Jenner Jottings -Tim McKusick - February 2016

Watching the storm surge at the mouth of the Russian River, with the high seas seeming to push the river upstream against its current, I can’t help but wonder what this scene will look like with even a slight rise in sea level. The jetty which usually stands strong against the forces of the Pacific, was literally disappearing under powerful ocean waves, with brown-tinged sea foam flowing over the sandy beaches, filling the estuary.

These extreme events are predicted to be more commonplace as the climate warms and changes. Reading the writing on the wall, Jenner townspeople are having serious discussions on how best to survive the inevitable flooding events of the future. Keep in mind the recent King Tide flooding in Jenner happened before the river really had much flow. The flooding was purely caused by high seas filling the estuary.

The engineers studying the Estuary for the Russian River Biological Opinion have been thinking about removing the Jetty to create a more natural river mouth, and were wondering out loud what to do with the rocky materials that would be pulled out in a jetty-abatement. Here’s a suggestion: use it to build a sea wall!

Surfrider Foundation Has Issued an Alert Needing Immediate Public Action

Created by the California Coastal Act of 1976, the mission of the California Coastal Commission, an independent state agency, is to protect, conserve, restore, and enhance the California coast and ocean for environmentally sustainable and prudent use today, tomorrow and for future generations. Coastal Commissioners and staff are tasked with upholding the primary mandate of the California Coastal Act: to permanently protect the California coast, our “distinct and valuable natural resource of vital and enduring interest to all people and exists as a delicately balanced ecosystem.”

This means they are to protect your right to beach access (from the mean high tide line to the water), to protect our coastline and waters from damaging development and when irresponsible oil companies bust a pipe and ruin your local coastal sanctuary…the Coastal Commission is supposed to be there to protect our California coastline through enacting the Coastal Act.

For over 20 years, advocates have been producing an annual vote chart of the state’s most powerful land use agency.

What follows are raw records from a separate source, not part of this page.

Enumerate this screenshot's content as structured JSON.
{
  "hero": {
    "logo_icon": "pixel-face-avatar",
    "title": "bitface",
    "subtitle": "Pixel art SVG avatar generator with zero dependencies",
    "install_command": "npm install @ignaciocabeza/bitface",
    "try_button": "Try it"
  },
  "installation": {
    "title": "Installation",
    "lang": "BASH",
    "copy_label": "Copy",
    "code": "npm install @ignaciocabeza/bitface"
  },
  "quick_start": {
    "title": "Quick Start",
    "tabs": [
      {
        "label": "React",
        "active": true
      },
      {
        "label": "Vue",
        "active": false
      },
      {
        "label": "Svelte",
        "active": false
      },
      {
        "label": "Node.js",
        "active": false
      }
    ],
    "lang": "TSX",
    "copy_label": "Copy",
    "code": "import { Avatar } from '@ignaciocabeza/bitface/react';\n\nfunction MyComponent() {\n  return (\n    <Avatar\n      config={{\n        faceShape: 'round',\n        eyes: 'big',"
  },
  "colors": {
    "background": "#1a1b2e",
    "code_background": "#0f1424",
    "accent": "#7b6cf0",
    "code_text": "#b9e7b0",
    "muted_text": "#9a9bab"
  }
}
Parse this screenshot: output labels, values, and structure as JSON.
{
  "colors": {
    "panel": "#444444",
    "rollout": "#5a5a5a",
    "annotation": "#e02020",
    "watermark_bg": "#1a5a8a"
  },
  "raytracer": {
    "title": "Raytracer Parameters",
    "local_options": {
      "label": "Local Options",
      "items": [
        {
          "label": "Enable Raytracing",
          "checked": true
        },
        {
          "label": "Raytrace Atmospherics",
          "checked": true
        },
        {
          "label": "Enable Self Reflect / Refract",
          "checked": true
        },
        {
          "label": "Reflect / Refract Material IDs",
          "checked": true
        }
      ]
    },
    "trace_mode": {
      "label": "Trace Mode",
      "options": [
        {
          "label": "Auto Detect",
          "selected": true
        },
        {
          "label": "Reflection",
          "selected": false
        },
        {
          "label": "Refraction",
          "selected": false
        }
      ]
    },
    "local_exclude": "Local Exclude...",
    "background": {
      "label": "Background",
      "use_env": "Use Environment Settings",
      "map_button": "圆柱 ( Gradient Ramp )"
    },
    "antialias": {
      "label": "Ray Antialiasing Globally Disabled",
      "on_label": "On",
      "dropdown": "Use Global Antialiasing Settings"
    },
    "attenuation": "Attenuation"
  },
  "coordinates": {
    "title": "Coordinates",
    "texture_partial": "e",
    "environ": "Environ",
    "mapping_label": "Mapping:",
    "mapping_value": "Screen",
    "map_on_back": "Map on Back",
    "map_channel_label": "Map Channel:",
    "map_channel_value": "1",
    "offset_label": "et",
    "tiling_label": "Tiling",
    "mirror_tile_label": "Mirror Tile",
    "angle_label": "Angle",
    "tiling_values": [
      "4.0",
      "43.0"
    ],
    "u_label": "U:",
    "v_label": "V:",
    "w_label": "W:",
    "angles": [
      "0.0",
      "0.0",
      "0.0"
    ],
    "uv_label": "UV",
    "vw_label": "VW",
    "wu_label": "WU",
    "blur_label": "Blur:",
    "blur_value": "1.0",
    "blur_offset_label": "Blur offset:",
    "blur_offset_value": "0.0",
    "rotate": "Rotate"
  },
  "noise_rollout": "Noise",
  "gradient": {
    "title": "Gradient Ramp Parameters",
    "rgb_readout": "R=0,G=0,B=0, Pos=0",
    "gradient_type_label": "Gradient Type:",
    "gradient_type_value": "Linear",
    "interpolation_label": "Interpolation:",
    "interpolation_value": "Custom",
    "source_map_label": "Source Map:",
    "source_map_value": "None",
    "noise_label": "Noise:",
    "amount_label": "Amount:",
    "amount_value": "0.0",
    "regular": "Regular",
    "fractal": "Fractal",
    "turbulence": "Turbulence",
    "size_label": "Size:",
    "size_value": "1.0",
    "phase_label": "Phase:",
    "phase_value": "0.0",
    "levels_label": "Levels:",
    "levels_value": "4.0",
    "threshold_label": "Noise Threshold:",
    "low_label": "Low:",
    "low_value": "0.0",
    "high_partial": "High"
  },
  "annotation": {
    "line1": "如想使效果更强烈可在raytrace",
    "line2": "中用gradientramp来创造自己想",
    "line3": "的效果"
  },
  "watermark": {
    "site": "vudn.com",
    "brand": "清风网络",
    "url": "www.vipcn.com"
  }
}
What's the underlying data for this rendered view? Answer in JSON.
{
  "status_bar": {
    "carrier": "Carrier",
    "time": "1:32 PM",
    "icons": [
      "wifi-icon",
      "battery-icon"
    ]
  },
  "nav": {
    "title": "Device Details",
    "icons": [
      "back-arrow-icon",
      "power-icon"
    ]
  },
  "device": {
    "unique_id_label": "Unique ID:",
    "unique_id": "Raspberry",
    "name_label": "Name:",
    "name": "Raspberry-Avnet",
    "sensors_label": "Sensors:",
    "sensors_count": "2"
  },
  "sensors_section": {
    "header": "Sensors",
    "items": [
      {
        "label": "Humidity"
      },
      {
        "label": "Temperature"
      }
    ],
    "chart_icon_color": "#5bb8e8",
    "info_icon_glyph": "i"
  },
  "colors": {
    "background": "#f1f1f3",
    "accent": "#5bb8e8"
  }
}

This “annual report card” coalesced in 2013 with the formation of ActCoastal, collaboration between the Surfrider Foundation, WILDCOAST and Environment California. ActCoastal reviews the most significant items from each Commission meeting and records each Commissioner’s votes as “positive” or “negative” based on anticipated impacts to coastal resources and potential to set statewide precedent. It is a historical record of how well Commissioners are upholding California’s landmark legislation, the Coastal Act.

In 2015, in a series of important and controversial decisions, Commissioners weighed in on impacts of private development on public trust lands and beach access, and protection of special places including Marine Protected Areas (MPAs) and Environmentally Sensitive Habitat Areas (ESHA).

The Coastal Commission’s average conservation score in 2015 was 47 percent, down from an overall score of 71 percent in 2014. These low scores recorded in 2015 are indicative of a larger problem: A Commission regularly voting against the interest of our public coastal resources. The California Coastal Commission is clearly headed in the wrong direction, failing to adequately protect our coast and risking the public access rights promised to all Californians.

And now the scary part…as of this week, an effort is underway to fire Coastal Commission Executive Director Charles Lester who has shown to be a coastal champion protecting our coastline and our access to it.

This is more than an assault on Executive Director Lester, it’s an attack on the Coastal Act. The most pro-development commissioners with the worst environmental voting records are attempting a coup to weaken the Commission’s ability to protect the public’s coast and undermine the integrity of the Coastal Program.